::: AVAILABLE DATA :::
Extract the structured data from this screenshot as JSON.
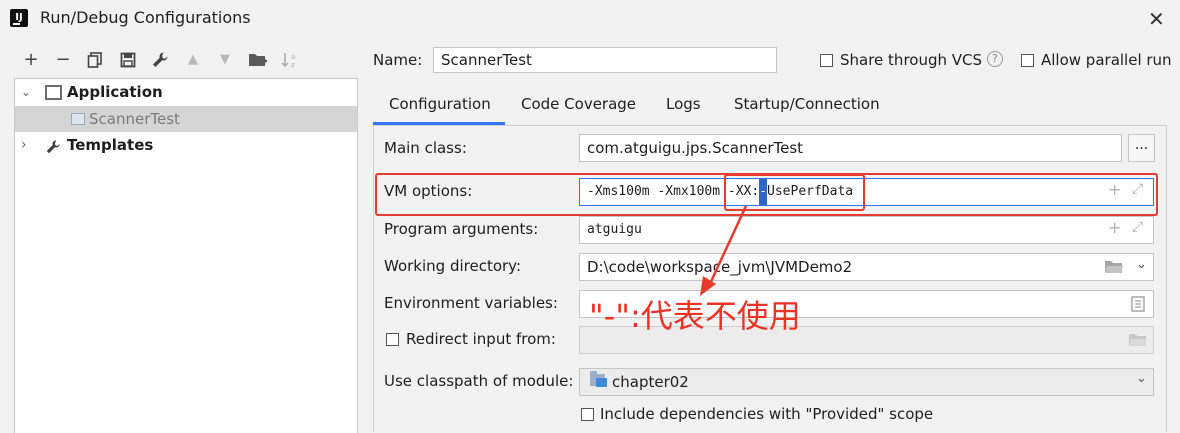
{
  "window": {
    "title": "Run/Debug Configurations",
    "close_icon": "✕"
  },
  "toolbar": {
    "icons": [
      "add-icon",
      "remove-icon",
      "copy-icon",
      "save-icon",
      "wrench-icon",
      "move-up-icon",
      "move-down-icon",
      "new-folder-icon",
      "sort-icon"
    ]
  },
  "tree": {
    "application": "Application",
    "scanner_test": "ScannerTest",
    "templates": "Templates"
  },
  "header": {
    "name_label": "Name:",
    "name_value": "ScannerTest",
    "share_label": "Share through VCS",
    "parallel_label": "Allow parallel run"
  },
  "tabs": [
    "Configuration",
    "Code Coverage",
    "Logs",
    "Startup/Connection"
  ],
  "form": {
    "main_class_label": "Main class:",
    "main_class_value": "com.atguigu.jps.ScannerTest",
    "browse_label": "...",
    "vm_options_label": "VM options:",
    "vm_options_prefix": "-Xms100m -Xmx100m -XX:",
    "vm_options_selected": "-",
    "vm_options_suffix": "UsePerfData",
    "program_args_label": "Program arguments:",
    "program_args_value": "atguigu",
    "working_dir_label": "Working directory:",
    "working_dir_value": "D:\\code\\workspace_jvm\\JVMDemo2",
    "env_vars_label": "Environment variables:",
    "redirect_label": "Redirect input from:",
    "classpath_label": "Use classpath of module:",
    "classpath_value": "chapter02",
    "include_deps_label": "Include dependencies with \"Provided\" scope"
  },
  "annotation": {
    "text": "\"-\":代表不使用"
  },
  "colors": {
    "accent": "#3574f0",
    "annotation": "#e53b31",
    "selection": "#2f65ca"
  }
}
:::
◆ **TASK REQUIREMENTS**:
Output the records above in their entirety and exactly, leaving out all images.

◆ **WORKED SOLUTION**:
Extract the structured data from this screenshot as JSON.
{
  "window": {
    "title": "Run/Debug Configurations",
    "close_icon": "✕"
  },
  "toolbar": {
    "icons": [
      "add-icon",
      "remove-icon",
      "copy-icon",
      "save-icon",
      "wrench-icon",
      "move-up-icon",
      "move-down-icon",
      "new-folder-icon",
      "sort-icon"
    ]
  },
  "tree": {
    "application": "Application",
    "scanner_test": "ScannerTest",
    "templates": "Templates"
  },
  "header": {
    "name_label": "Name:",
    "name_value": "ScannerTest",
    "share_label": "Share through VCS",
    "parallel_label": "Allow parallel run"
  },
  "tabs": [
    "Configuration",
    "Code Coverage",
    "Logs",
    "Startup/Connection"
  ],
  "form": {
    "main_class_label": "Main class:",
    "main_class_value": "com.atguigu.jps.ScannerTest",
    "browse_label": "...",
    "vm_options_label": "VM options:",
    "vm_options_prefix": "-Xms100m -Xmx100m -XX:",
    "vm_options_selected": "-",
    "vm_options_suffix": "UsePerfData",
    "program_args_label": "Program arguments:",
    "program_args_value": "atguigu",
    "working_dir_label": "Working directory:",
    "working_dir_value": "D:\\code\\workspace_jvm\\JVMDemo2",
    "env_vars_label": "Environment variables:",
    "redirect_label": "Redirect input from:",
    "classpath_label": "Use classpath of module:",
    "classpath_value": "chapter02",
    "include_deps_label": "Include dependencies with \"Provided\" scope"
  },
  "annotation": {
    "text": "\"-\":代表不使用"
  },
  "colors": {
    "accent": "#3574f0",
    "annotation": "#e53b31",
    "selection": "#2f65ca"
  }
}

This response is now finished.